You know how there’s always this kid in class who gets away with everything and anything? The brat who isn’t punctual, hands in his assignments late, and is still the teacher’s pet. But for some strange reason, he has got all the charisma in the world.
Quentin Tarantino is just like that kid. The American filmmaker is known for his indulgent movies which star showbiz’s prettiest people, features extended dialogue sequences which does little to extend the storyline, and are unnecessarily violent. But people still love his stylistic works, and you would probably adore his latest project which runs for 161 minutes.
Leonardo DiCaprio is the male lead of the film, a has-been TV star who is beginning to realise that he is not destined for movie stardom. His best friend and drinking pal is his long-time stunt double played by Brad Pitt, who is ageing very well for a 55-year-old. The two men make their way through the ups and downs of Hollywood, crossing paths with real-life character like director Roman Polanski (Rafal Zawierucha), his movie star wife Sharon Tate (Margot Robbie), as well as actors like Bruce Lee (Mike Moh), Steve McQueen (Damian Lewis), James Stacy (Timothy Olyphant) and Wayne Maunder (Luke Perry).
If you grew up watching Hollywood movies in the 1960s (as Tanratino likely did while working in a video store), the above-mentioned names wouldn’t be unfamiliar. For the rest of us, the comedy-drama film is another indulgent Tarantino project where our eyes feast on attractive people, lingering shots of walking feet, cigarette smoke and cars travelling on the highway. We aren’t complaining though, because the Palme d’Or-winning director has got what it takes to deliver an engaging tale that crosses multiple storylines that takes up almost three hours of your life.
Seeing how Tarantino weaves in plots about TV cowboys, rising starlets and how realistic showbiz can get even before the advent of computer effects, it is evident that Tarantino loves movies. This is his love letter to the golden age of Hollywood and there is a lot of effort put into creating that era’s look and feel, and like his previous films, the soundtrack featuring music from the past is a blast. You will tap your feet to the infectious melodies of Simon & Garfunkel’s “Mrs. Robinson”, Deep Purple’s “Hush”, Los Bravos’ “Bring a Little Lovin” and José Feliciano’s “California Dreamin”.

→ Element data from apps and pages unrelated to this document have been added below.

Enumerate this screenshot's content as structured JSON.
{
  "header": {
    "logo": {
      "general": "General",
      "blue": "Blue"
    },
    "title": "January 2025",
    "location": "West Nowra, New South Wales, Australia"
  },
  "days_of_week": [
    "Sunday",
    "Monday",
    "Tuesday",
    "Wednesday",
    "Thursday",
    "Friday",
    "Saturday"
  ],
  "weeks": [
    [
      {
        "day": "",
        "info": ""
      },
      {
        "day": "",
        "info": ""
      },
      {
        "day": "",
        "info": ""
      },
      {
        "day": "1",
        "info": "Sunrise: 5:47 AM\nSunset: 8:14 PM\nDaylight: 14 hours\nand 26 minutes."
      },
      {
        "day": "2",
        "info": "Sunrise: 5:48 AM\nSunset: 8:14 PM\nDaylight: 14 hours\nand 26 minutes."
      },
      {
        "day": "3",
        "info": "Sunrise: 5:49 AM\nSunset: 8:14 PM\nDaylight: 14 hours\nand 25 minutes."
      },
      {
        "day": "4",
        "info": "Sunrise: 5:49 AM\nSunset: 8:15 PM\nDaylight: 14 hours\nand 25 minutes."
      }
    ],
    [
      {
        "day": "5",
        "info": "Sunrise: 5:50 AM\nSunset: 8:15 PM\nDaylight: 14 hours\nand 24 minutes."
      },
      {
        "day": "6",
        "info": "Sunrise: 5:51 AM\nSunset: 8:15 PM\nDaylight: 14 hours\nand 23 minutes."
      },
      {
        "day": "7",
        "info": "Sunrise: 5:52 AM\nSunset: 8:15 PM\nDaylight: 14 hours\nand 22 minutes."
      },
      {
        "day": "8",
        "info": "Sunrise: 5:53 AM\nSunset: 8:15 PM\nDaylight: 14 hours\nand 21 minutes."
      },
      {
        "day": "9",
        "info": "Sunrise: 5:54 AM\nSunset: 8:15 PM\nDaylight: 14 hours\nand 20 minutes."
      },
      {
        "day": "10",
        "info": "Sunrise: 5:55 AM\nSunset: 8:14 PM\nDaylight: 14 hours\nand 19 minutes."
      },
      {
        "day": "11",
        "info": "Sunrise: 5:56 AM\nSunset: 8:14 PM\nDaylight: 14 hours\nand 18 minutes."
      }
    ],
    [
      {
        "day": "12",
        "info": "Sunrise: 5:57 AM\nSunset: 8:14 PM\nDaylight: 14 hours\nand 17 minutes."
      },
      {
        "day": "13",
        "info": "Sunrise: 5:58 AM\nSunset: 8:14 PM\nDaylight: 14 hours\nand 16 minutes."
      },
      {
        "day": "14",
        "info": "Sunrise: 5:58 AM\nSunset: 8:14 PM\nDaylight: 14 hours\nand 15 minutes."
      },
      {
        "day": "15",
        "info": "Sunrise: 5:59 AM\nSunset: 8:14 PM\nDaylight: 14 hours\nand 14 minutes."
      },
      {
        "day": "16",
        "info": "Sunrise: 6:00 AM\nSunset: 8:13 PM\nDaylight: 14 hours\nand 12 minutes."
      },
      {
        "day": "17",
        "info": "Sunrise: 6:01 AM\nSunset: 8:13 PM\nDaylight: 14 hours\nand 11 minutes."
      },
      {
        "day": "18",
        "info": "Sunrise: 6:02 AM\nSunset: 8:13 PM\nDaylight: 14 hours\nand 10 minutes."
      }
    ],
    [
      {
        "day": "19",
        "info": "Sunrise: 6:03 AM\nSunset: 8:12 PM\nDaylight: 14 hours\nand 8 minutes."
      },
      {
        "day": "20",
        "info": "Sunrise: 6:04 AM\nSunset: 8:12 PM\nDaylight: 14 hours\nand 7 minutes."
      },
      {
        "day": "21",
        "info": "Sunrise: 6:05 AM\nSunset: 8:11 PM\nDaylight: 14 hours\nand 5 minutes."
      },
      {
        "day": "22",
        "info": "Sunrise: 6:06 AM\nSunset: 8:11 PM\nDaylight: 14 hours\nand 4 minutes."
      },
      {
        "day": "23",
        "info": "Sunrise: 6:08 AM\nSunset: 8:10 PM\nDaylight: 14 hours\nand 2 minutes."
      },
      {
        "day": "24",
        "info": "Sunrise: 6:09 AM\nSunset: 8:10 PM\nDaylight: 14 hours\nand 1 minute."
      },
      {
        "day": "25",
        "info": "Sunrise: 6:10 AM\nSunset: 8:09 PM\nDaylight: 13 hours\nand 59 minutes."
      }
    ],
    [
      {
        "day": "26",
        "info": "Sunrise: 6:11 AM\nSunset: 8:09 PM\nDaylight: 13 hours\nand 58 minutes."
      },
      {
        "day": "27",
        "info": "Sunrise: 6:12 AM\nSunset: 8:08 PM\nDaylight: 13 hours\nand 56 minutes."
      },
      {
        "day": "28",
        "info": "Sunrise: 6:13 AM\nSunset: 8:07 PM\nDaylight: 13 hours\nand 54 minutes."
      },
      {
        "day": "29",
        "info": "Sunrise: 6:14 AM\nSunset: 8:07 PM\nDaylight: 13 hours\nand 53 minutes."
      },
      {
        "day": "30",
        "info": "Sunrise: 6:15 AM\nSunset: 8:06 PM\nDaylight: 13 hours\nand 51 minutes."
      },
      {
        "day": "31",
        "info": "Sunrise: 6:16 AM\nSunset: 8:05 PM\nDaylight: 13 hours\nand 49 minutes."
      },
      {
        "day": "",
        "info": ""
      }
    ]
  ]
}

The casting is perfect. DiCaprio deserves another Oscar for his powerhouse acting, while Pitt may have delivered his most underrated performance yet. The two men have aged like fine wine, and there is an effortless chemistry between them. Gone are the fresh-faced idols from Titanic (1997) and Thelma & Louise (1991). What we have instead are two actors who have proved their worth in the last 30 years. The on-screen friendship between the two leads will make you want to get your buddy out for beer and pizza.
Taking a break from feisty female roles like Harley Quinn and Tonya Harding, Robbie takes on a softer character whose wide-eyed wonder shows how celebrities took their jobs seriously back then. Other familiar faces in the film include Dakota Fanning as a hippie, Al Pacino as a Hollywood agent and Kurt Russell as a stunt coordinator.
The most interesting about this film is how it includes the infamous story of the invasion of the Manson Family. For the uninitiated, this is a real-life tragedy in August 1969 where a group of hippies, led by Charles Manson, murdered seven people (including Tate, who was eight months pregnant at the time).
Like in Inglourious Basterds, Tarantino takes the liberty to change the story for dramatic effect, and this is also the perfect opportunity to showcase his signature stylised violence. Watching the last moments of the film is like seeing a rich and spoilt brat tearing up dollar notes because he can.
This is Tarantino’s ninth film (he will reportedly retire after making his tenth movie), and it is his most conventional production yet. We are guessing it is because this is the filmmaker’s first major studio release (it is also the first title made without the help of a certain Harvey Weinstein), and the risk aversion is comparably lower.
Amidst the funny scenes in the movie, there is also a sense of bittersweet melancholy. Ageing TV stars, a moving bromance and above all, a cruelly practical industry that has evolved over the decades – these are the takeaways of an otherwise indulgent tribute to Hollywood’s golden age. Tarantino expectedly recreates old-school TV shows and cheesy commercials with very entertaining results. Stay after the credits to see DiCaprio wax lyrical in an amusing cigarette advertisement.
The film is a mood piece more than anything else, and because the man behind this passion project is Quentin Tarantino, and he is getting away with it.
GEEK REVIEW SCORE
The stars are eye candy, the violence is a guilty pleasure and there are countless shots of cars travelling on the highway. Quentin Tarantino is expectedly indulgent with his ninth film, and we are loving it.
Story - 7/10
Direction - 8.5/10
Characterisation - 8/10
Geek Satisfaction - 8.5/10